▶ What you will do
Lines with "data": please show every one of them from the listing below.

▶ Task input
*** Begin section ***
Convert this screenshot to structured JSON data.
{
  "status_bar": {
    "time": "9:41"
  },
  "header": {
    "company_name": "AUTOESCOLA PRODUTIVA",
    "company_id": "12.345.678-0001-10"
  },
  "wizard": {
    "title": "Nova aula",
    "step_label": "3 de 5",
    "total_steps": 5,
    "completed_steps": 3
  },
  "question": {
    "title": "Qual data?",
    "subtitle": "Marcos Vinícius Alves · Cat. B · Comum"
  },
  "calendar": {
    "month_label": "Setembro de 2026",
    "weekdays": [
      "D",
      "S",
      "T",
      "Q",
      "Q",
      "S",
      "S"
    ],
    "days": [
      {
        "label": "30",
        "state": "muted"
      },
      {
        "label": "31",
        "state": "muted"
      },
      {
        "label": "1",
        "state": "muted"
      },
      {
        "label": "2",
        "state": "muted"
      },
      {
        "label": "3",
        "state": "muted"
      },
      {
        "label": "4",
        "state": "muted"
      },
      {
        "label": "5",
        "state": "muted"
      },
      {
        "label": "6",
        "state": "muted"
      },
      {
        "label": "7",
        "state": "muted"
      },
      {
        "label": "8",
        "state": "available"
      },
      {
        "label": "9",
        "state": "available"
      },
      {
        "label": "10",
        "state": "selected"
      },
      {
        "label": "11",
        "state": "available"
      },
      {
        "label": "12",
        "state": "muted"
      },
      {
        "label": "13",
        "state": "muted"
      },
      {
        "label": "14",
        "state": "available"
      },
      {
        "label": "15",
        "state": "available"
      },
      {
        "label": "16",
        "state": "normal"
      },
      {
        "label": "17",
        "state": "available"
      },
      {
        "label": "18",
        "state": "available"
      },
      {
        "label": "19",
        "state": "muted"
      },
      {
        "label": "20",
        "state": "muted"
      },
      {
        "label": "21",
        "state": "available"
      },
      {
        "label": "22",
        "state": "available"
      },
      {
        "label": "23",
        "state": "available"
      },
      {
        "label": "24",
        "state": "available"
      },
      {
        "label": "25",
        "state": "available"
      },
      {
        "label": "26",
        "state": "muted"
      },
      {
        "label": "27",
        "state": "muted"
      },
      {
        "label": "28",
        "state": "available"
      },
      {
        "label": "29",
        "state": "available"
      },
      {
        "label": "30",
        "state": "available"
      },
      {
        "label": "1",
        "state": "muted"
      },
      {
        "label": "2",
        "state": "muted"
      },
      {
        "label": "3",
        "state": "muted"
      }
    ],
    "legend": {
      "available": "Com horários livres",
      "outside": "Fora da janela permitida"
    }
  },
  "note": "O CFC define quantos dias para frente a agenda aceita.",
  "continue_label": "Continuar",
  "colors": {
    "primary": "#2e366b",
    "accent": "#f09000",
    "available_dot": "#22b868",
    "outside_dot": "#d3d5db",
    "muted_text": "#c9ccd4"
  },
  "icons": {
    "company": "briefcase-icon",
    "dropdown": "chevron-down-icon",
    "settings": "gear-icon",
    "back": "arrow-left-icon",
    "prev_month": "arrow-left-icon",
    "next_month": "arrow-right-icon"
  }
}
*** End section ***
▶ Exercise solution
Convert this screenshot to structured JSON data.
    "title": "Qual data?",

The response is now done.